Variation in plant functional traits results from evolutionary and environmental drivers that operate at a variety of different scales, which makes it a challenge to differentiate among them. In this article we describe patterns of functional trait variation and trait correlations within and among habitats in relation to several environmental and trade-off axes. We then ask whether such patterns reflect natural selection and can be considered plant strategies. In so doing we highlight evidence that demonstrates that (1) patterns of trait variation across resource and environmental gradients (light, water, nutrients, and temperature) probably reflect adaptation, (2) plant trait variation typically involves multiple-correlated traits that arise because of inevitable trade-offs among traits and across levels of whole-plant integration and that must be understood from a whole-plant perspective, and (3) such adaptation may be globally generalizable for like conditions; i.e., the set of traits (collections of traits in syndromes) of taxa can be considered as "plant strategies".
|Number of pages||22|
|Journal||International Journal of Plant Sciences|
|Issue number||SUPPL. 3|
|Publication status||Published - May 2003|
Bibliographical noteCopyright 2003 by University of Chicago Press.
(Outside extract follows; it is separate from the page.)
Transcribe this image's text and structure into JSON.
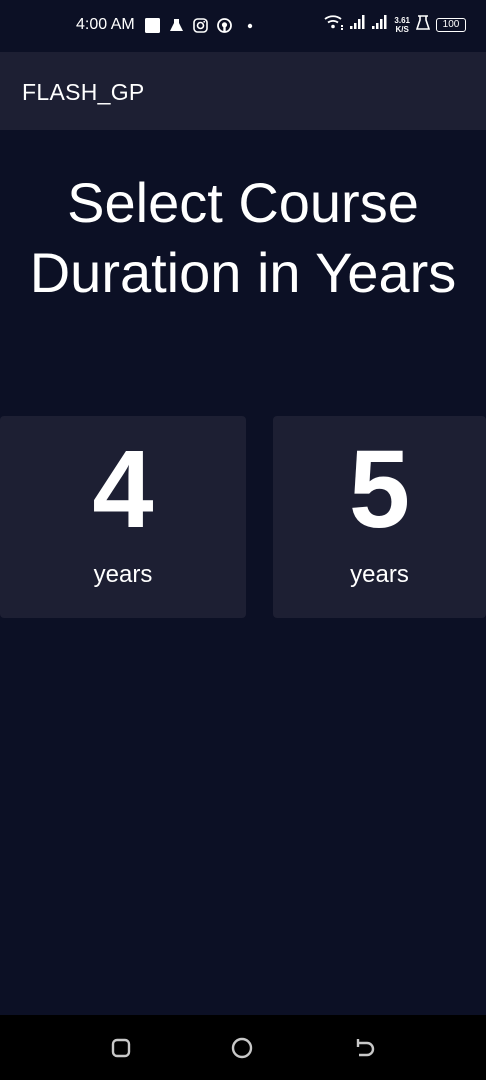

Originally published in International Journal of Plant Sciences, Volume 164, Suppl. 3, S143-164.
- Functional groups
- Plant traits